### What is expected
Show all lines from the data that include the word "name".
Start of Material to process
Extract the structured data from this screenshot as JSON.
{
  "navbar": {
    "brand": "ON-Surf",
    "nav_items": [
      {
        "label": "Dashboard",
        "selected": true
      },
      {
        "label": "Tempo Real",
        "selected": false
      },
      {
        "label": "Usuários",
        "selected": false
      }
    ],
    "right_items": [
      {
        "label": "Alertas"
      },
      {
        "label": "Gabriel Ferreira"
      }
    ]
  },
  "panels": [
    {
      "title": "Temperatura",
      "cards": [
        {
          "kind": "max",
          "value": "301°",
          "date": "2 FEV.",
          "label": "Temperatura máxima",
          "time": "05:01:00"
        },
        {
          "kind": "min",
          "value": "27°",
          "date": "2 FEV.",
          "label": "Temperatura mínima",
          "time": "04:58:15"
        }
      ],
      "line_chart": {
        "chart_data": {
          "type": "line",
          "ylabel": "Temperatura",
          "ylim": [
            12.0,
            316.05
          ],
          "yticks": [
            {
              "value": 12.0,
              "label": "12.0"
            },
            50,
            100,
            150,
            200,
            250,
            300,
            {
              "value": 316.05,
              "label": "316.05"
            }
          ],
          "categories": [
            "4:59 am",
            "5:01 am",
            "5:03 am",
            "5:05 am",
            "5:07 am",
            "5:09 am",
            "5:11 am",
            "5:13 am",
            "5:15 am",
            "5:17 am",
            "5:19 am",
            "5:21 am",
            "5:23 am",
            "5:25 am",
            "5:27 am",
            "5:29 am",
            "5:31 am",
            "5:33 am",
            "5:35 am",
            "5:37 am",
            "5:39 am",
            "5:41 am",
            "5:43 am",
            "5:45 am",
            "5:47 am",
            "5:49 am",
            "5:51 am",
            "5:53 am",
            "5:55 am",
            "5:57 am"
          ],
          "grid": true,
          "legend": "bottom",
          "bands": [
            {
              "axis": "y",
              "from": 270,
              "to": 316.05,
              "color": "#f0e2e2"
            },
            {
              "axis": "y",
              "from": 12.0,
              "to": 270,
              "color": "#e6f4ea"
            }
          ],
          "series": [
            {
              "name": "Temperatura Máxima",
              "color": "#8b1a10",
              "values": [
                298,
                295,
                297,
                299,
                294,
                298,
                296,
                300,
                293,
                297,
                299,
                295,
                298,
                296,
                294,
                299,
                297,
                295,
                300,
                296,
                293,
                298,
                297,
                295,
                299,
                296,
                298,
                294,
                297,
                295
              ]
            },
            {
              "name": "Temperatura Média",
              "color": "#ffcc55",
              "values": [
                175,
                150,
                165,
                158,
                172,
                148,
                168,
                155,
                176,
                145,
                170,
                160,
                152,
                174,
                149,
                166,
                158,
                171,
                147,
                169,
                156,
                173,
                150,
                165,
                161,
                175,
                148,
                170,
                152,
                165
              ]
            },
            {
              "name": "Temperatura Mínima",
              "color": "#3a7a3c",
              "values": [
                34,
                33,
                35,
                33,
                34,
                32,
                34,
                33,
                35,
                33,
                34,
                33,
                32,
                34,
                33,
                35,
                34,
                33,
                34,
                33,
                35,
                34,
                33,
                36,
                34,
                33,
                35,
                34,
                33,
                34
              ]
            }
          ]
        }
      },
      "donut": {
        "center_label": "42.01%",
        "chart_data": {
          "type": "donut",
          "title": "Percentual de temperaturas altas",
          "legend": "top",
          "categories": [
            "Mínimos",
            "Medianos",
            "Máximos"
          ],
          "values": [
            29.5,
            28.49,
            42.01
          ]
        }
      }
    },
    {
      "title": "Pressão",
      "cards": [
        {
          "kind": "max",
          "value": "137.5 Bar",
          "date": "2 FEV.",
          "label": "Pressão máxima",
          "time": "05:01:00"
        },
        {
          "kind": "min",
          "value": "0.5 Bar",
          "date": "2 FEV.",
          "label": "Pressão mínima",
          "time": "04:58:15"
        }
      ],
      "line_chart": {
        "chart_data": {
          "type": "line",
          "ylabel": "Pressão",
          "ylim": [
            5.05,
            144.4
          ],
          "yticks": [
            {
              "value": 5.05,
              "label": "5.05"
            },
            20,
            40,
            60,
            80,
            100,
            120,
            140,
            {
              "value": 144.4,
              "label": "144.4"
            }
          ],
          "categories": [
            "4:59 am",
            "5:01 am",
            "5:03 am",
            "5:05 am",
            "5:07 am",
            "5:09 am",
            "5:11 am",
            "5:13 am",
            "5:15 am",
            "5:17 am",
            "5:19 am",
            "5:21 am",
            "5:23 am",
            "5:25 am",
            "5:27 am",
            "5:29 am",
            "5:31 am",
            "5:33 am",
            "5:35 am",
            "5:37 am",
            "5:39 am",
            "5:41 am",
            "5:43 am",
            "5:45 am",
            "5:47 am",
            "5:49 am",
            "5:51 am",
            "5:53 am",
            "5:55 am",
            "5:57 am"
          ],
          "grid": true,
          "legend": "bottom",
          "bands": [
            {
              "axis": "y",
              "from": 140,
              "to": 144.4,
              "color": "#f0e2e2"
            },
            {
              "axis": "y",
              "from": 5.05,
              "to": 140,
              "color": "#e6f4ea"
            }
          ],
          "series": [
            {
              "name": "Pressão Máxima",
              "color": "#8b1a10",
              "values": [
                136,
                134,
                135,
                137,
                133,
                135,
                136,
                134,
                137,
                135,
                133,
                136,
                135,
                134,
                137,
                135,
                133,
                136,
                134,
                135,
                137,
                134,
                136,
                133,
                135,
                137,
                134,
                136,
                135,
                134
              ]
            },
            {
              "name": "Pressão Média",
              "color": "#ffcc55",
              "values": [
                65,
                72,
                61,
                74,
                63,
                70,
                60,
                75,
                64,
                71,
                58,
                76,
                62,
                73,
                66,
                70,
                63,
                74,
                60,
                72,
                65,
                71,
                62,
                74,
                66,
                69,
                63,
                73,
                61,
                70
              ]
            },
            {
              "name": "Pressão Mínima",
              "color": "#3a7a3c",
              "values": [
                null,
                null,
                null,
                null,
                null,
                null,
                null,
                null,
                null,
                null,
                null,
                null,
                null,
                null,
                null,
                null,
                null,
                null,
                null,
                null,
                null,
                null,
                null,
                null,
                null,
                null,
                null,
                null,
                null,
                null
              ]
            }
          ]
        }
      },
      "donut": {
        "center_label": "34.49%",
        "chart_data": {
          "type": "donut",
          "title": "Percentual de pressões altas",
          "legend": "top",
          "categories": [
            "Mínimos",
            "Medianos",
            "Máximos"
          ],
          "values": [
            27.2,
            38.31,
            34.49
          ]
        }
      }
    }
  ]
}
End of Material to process
### Finished exercise
              "name": "Temperatura Máxima",
              "name": "Temperatura Média",
              "name": "Temperatura Mínima",
              "name": "Pressão Máxima",
              "name": "Pressão Média",
              "name": "Pressão Mínima",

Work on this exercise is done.